I have always found growing food to be a powerful experience, and Seattle has an amazing number and variety of urban farming projects. I started going around to the various pea-patches in the city, talking to people and photographing them and their gardens. I wanted to do something called “Growing Hope”. No sooner had I decided to do this, but a wonderful opportunity fell into my lap. A friend told me about a project based out of New Hope Baptist Church, in the heart of Seattle’s African-American neighborhood, that might be interesting for me to check out. The program is called Clean Greens farm and market. The church had just leased a piece of land outside the city and begun an organic farm and subscription farming project. It has big aspirations, and in the course of one growing season has brought together and empowered a community that takes pride in growing their own food.
They sell the produce at a farm stand on a city street near the church, in the Central Area, and donate a box of fresh produce to a needy family for every one they sell via subscription. I started photographing this project in September, and put together a documentary photo essay called “Growing Hope in the Urban Center”. I may write more about it at another time. I will be continuing to expand my photo essay as the project develops over the course of the next growing season, which, with this weather, is fast approaching.
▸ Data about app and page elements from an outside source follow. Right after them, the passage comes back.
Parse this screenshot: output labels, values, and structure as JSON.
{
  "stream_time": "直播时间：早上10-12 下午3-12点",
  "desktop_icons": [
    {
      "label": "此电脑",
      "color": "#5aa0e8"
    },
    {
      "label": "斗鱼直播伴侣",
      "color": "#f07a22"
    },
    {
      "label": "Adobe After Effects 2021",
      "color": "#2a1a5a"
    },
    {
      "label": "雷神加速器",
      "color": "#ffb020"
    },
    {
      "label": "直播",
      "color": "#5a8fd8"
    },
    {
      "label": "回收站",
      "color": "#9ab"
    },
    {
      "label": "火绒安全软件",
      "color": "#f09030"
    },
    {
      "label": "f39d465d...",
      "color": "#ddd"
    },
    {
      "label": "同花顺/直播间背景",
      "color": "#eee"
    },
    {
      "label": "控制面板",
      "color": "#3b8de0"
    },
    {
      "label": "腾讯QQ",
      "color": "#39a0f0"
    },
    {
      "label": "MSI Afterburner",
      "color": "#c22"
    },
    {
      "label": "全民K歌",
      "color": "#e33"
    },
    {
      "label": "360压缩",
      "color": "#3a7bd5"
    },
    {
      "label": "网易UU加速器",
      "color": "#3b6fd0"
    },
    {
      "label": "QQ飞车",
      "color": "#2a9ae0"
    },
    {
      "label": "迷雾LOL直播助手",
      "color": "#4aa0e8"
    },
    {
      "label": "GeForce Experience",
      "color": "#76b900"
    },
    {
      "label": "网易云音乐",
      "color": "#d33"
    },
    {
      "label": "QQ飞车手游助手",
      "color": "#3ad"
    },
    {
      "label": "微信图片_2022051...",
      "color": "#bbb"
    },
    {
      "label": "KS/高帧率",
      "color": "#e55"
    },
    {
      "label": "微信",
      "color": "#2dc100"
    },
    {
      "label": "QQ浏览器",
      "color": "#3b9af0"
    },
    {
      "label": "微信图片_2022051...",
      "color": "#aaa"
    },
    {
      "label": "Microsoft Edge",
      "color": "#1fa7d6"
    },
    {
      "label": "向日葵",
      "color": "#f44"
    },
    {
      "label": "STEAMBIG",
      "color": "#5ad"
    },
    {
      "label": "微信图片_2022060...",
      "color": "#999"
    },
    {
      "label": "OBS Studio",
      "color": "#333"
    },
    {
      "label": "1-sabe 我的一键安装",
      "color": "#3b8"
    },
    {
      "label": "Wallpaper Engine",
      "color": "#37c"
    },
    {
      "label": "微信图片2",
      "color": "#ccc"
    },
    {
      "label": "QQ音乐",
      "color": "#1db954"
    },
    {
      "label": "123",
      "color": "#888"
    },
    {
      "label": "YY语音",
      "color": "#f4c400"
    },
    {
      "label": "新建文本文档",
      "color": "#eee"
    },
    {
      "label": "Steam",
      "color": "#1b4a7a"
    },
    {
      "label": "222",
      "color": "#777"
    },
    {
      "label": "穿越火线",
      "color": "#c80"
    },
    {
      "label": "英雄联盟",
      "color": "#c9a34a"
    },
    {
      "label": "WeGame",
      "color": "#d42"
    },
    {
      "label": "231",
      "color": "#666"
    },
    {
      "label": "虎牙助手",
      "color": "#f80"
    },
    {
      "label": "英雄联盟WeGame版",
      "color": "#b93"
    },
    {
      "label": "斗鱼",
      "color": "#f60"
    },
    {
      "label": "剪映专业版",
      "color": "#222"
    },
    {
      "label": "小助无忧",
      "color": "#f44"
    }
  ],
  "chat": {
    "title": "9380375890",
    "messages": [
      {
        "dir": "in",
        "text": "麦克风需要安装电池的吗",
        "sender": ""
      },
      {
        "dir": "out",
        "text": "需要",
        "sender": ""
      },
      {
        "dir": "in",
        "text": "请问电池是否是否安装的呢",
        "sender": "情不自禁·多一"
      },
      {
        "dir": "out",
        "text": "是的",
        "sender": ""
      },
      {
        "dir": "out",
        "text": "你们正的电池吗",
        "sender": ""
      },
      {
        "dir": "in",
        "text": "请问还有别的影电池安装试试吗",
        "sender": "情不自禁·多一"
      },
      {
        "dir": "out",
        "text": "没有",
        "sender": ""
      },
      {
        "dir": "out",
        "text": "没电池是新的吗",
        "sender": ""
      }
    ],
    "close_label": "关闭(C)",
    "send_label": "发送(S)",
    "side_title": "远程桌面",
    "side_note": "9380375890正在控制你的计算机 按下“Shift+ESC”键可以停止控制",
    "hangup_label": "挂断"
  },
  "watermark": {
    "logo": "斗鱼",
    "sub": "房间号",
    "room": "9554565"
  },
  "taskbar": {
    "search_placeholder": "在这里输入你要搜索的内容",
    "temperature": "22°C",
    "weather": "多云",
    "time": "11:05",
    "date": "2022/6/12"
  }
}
Between running back and forth from 21st and Yesler to the farm in Duvall and home last fall, I came across a call for entries for an exhibition called “Picturing an Ethical Economy” at Trinity Wall Street Museum in New York. I thought that my project fit the description of what they were looking for, so I put together a submission and sent it off. Now, I’ve actually never done anything like this before. I’ve never submitted anything to a call for entries, not even jewelry, so I had no idea what to expect. When I got the email in late November that they had accepted one of my photographs for the exhibition, I was stunned and thrilled. At that time though, I had no idea that there was going to be a reception, so when that invitation showed up, I was again surprised and didn’t know what to do about it. Based on the advice of several photographers whose opinions I trust, as well as the fact that I am committed to the work of telling stories of hope through photographs and words, and hoping that I may have the opportunity to meet like-minded photographers and others involved in the field, I decided to head off to the Big Apple and see what this is all about.
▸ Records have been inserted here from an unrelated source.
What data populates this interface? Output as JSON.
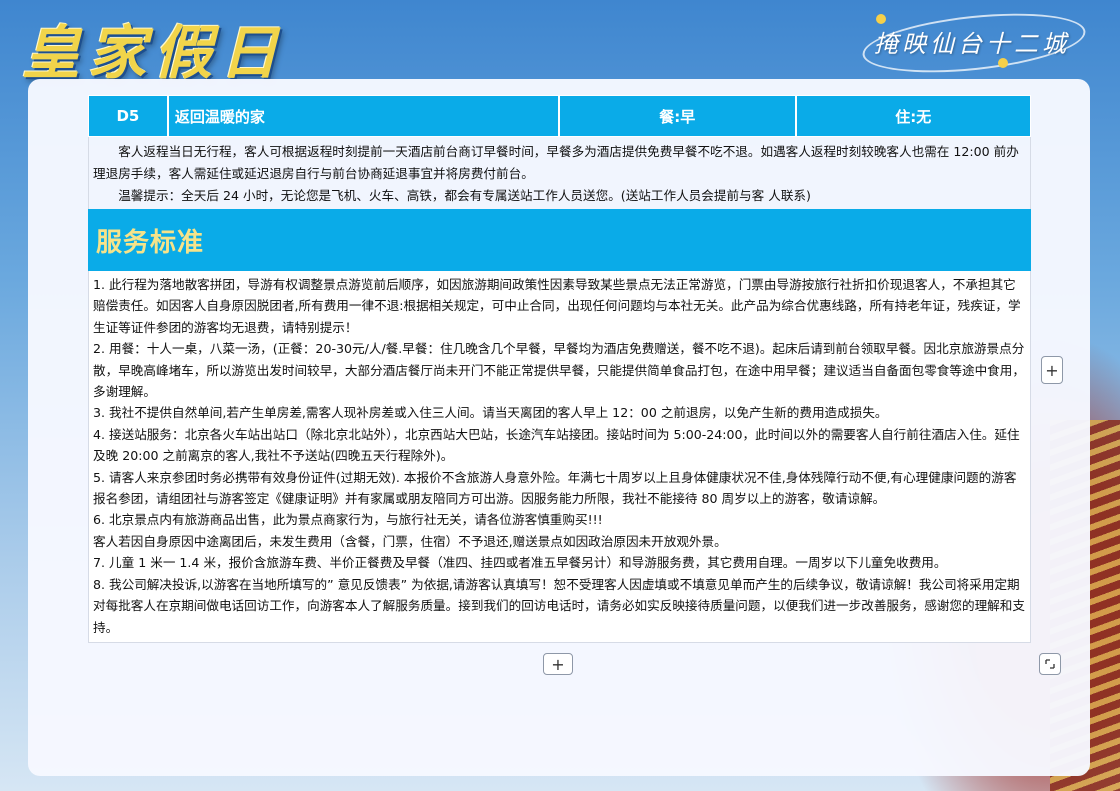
{
  "header": {
    "logo_text": "皇家假日",
    "slogan": "掩映仙台十二城"
  },
  "day": {
    "number": "D5",
    "title": "返回温暖的家",
    "meal": "餐:早",
    "stay": "住:无"
  },
  "day_text": {
    "p1": "客人返程当日无行程，客人可根据返程时刻提前一天酒店前台商订早餐时间，早餐多为酒店提供免费早餐不吃不退。如遇客人返程时刻较晚客人也需在 12:00 前办理退房手续，客人需延住或延迟退房自行与前台协商延退事宜并将房费付前台。",
    "p2": "温馨提示：全天后 24 小时，无论您是飞机、火车、高铁，都会有专属送站工作人员送您。(送站工作人员会提前与客 人联系)"
  },
  "service": {
    "title": "服务标准",
    "items": [
      "1. 此行程为落地散客拼团，导游有权调整景点游览前后顺序，如因旅游期间政策性因素导致某些景点无法正常游览，门票由导游按旅行社折扣价现退客人，不承担其它赔偿责任。如因客人自身原因脱团者,所有费用一律不退:根据相关规定，可中止合同，出现任何问题均与本社无关。此产品为综合优惠线路，所有持老年证，残疾证，学生证等证件参团的游客均无退费，请特别提示！",
      "2. 用餐：十人一桌，八菜一汤，(正餐：20-30元/人/餐.早餐：住几晚含几个早餐，早餐均为酒店免费赠送，餐不吃不退)。起床后请到前台领取早餐。因北京旅游景点分散，早晚高峰堵车，所以游览出发时间较早，大部分酒店餐厅尚未开门不能正常提供早餐，只能提供简单食品打包，在途中用早餐；建议适当自备面包零食等途中食用，多谢理解。",
      "3. 我社不提供自然单间,若产生单房差,需客人现补房差或入住三人间。请当天离团的客人早上 12：00 之前退房，以免产生新的费用造成损失。",
      "4. 接送站服务：北京各火车站出站口（除北京北站外），北京西站大巴站，长途汽车站接团。接站时间为 5:00-24:00，此时间以外的需要客人自行前往酒店入住。延住及晚 20:00 之前离京的客人,我社不予送站(四晚五天行程除外)。",
      "5. 请客人来京参团时务必携带有效身份证件(过期无效). 本报价不含旅游人身意外险。年满七十周岁以上且身体健康状况不佳,身体残障行动不便,有心理健康问题的游客报名参团，请组团社与游客签定《健康证明》并有家属或朋友陪同方可出游。因服务能力所限，我社不能接待 80 周岁以上的游客，敬请谅解。",
      "6. 北京景点内有旅游商品出售，此为景点商家行为，与旅行社无关，请各位游客慎重购买!!!",
      "客人若因自身原因中途离团后，未发生费用（含餐，门票，住宿）不予退还,赠送景点如因政治原因未开放观外景。",
      "7. 儿童 1 米一 1.4 米，报价含旅游车费、半价正餐费及早餐（准四、挂四或者准五早餐另计）和导游服务费，其它费用自理。一周岁以下儿童免收费用。",
      "8. 我公司解决投诉,以游客在当地所填写的” 意见反馈表” 为依据,请游客认真填写！恕不受理客人因虚填或不填意见单而产生的后续争议，敬请谅解！我公司将采用定期对每批客人在京期间做电话回访工作，向游客本人了解服务质量。接到我们的回访电话时，请务必如实反映接待质量问题，以便我们进一步改善服务，感谢您的理解和支持。"
    ]
  },
  "controls": {
    "plus_symbol": "+",
    "corner_symbol": "⌐¬"
  }
}
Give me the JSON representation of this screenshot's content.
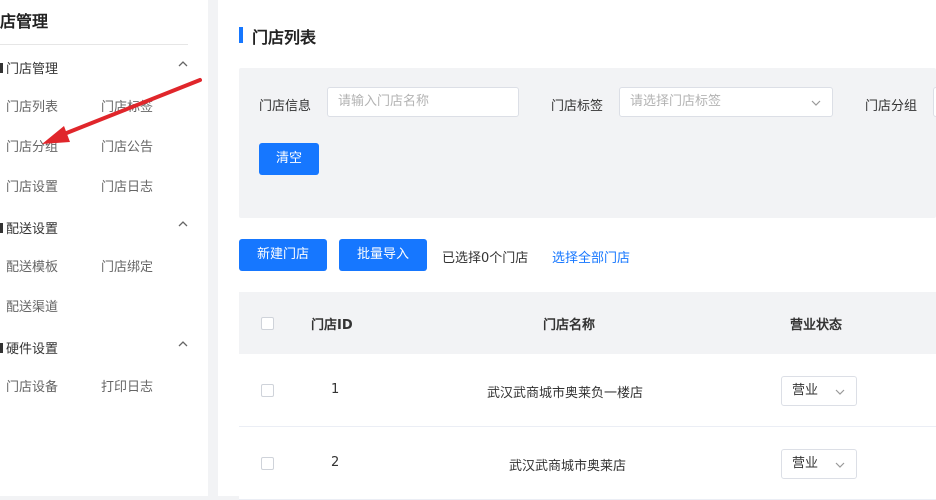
{
  "sidebar": {
    "title": "店管理",
    "groups": [
      {
        "label": "门店管理",
        "items": [
          "门店列表",
          "门店标签",
          "门店分组",
          "门店公告",
          "门店设置",
          "门店日志"
        ]
      },
      {
        "label": "配送设置",
        "items": [
          "配送模板",
          "门店绑定",
          "配送渠道"
        ]
      },
      {
        "label": "硬件设置",
        "items": [
          "门店设备",
          "打印日志"
        ]
      }
    ]
  },
  "page": {
    "title": "门店列表"
  },
  "filters": {
    "store_info_label": "门店信息",
    "store_info_placeholder": "请输入门店名称",
    "store_tag_label": "门店标签",
    "store_tag_placeholder": "请选择门店标签",
    "store_group_label": "门店分组",
    "clear_button": "清空"
  },
  "toolbar": {
    "new_store": "新建门店",
    "bulk_import": "批量导入",
    "selected_text": "已选择0个门店",
    "select_all_link": "选择全部门店"
  },
  "table": {
    "columns": [
      "门店ID",
      "门店名称",
      "营业状态"
    ],
    "rows": [
      {
        "id": "1",
        "name": "武汉武商城市奥莱负一楼店",
        "status": "营业"
      },
      {
        "id": "2",
        "name": "武汉武商城市奥莱店",
        "status": "营业"
      }
    ]
  },
  "colors": {
    "accent": "#1677ff",
    "annotation_arrow": "#e0262b"
  }
}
I did, at one point, post the invitation to this exhibition somewhere on this blog, but it was a while back, and I’m sure there are plenty of people scratching their heads and wondering what I’m talking about when I keep mentioning the reception in New York. So I’m off Monday… the Stay-at-home mom from Seattle, moonlighting as photographer, takes on the big city. A new kind of adventure!
As I was wrapping up the writing of this entry tonight, I came across the following amazingly appropriate quote and want to offer it. It is this spirit which guides the Clean Greens project:
True compassion is more than flinging a coin to a beggar; it comes to see that an edifice which produces beggars needs restructuring. –Martin Luther King, Jr.
The idea behind Clean Greens is nothing short of a restructuring of an inner city neighborhood from its food supply on up.